Completion of a descriptive and reflective portfolio of about 3,000 words, demonstrating your knowledge in four core areas: operational issues (constraints/benefits of different technologies, technical knowledge and deployment); teaching, learning and/or assessment processes; the wider context of legislation, policies and standards and communication/working with others, plus one specialist option subject. We will run monthly workshops to discuss and work on the core areas of your portfolio, and provide you with a mentor from our team to work alongside you and to ensure you successfully complete your certification portfolio.
2. How long does it take?
It takes about six months from start to submission. Our first cohort estimated it took around 20 hours in all to complete. The new 2013 cohort will start in February 2013.
3. How much does it costs?
It costs £76 to register as a CMALT candidate under the UCL scheme. In many cases last year the candidate’s department was able to cover the fee.
This is an excellent opportunity to support your professional development with lots of support available.
For further information on CMALT, please visit the ALT website at http://www.alt.ac.uk/get-involved/certified-membership
Please register your interest with Alison Gilry firstname.lastname@example.org as soon as possible.
We will hold a meeting to provide further information for prospective participants at 3.00 pm on January 15th 2013 pm (location to be confirmed).
By Stefanie D Anyadi, on 14 December 2012
Have a look at some questions and answers regarding improving digital literacy in the latest JISC Inform: http://tinyurl.com/cojy54s
By Clive Young, on 10 December 2012
Many thanks to all those who attended the TNA workshop on 6th December. The workshop was run jointly by the Project and Jo Lambert, ISD IT Training Manager.
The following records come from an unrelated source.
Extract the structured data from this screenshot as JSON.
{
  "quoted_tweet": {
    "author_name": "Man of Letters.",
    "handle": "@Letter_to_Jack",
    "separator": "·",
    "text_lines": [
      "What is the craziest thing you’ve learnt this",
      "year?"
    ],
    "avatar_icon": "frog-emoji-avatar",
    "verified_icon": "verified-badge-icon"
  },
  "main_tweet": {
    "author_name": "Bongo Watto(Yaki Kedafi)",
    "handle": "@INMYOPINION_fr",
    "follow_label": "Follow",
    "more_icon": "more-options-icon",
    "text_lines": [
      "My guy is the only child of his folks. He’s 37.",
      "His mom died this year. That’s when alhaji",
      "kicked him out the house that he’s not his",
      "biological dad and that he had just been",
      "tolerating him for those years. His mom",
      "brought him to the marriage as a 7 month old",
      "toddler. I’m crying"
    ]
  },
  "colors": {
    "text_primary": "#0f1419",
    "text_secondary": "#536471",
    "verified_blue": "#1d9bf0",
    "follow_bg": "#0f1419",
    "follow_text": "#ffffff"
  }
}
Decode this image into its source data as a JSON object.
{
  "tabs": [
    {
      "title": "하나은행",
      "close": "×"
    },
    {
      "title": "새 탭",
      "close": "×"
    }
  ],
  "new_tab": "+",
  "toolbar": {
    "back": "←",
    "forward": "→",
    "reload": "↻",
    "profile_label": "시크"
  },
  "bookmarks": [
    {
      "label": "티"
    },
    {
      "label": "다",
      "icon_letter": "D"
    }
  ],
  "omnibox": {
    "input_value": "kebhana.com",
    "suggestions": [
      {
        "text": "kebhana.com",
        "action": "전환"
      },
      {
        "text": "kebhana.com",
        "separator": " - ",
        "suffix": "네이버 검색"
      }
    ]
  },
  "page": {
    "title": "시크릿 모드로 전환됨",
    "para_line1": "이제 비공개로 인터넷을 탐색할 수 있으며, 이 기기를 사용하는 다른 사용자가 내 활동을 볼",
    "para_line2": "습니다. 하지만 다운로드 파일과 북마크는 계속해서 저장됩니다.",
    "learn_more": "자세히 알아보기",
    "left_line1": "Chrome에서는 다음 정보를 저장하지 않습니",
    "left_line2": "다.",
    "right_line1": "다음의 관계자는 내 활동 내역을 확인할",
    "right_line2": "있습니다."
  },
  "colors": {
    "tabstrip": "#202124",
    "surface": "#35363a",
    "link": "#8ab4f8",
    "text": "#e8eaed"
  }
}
It was designed as a follow-up from our TA Questionnaire from earlier in the year which established UCL use of digital tools, confidence and interest in using new tools. The TNA workshop aimed to analyse a bit deeper what TAs do in practice and map this against tools and especially training.
The project is conscious that although we have developed materials around e-learning as part of the CMALT programme, a whole range of university and productivity tools are also used by UCL TAs and we wanted to think how they could be supported. Jo worked with the group to identify common admin tasks, for example around communication, assessment and attendance management. Early in the new year she will report back to the project and the UCL TA community to suggests how common tasks can be mapped to tools and training. We will also be working with Jo to identify any gaps in the current support and training provision.
By Clive Young, on 10 December 2012
As many of you know some 20 TA colleagues started at the beginning of the year on our ambitious and experimental programme to support our colleagues through the Association for Learning Technology’s Certificate Membership of ALT (CMALT). Over half have now successfully completed the e-learning portfolio and such is the interest in the programme at UCL we are now planning another run, starting early in the new year. We are also encouraged by ALT who describe it as their most successful group CMALT programme ever! Perhaps even more importantly the participants report they found it both interesting and useful in the development of this growing component of their work.
We will be sending out more publicity and information soon, but in the meantime if you are interested in the programme, please contact Alison Gilry (email@example.com).
By Stefanie D Anyadi, on 29 November 2012
Our blog has had a rather long summer break although there has been quite a lot of activity. One of the outcomes we have achieved is the successful accreditation of a cohort of teaching administrators as Certified Members of the Association for Learning Technology.
We developed a programme of workshops and arranged mentors to guide teaching administrators through the accreditation process with an excellent success rate. Feedback and the completed portfolios show how this has encouraged reflective practice as well as an exchange of ideas between colleagues from across UCL.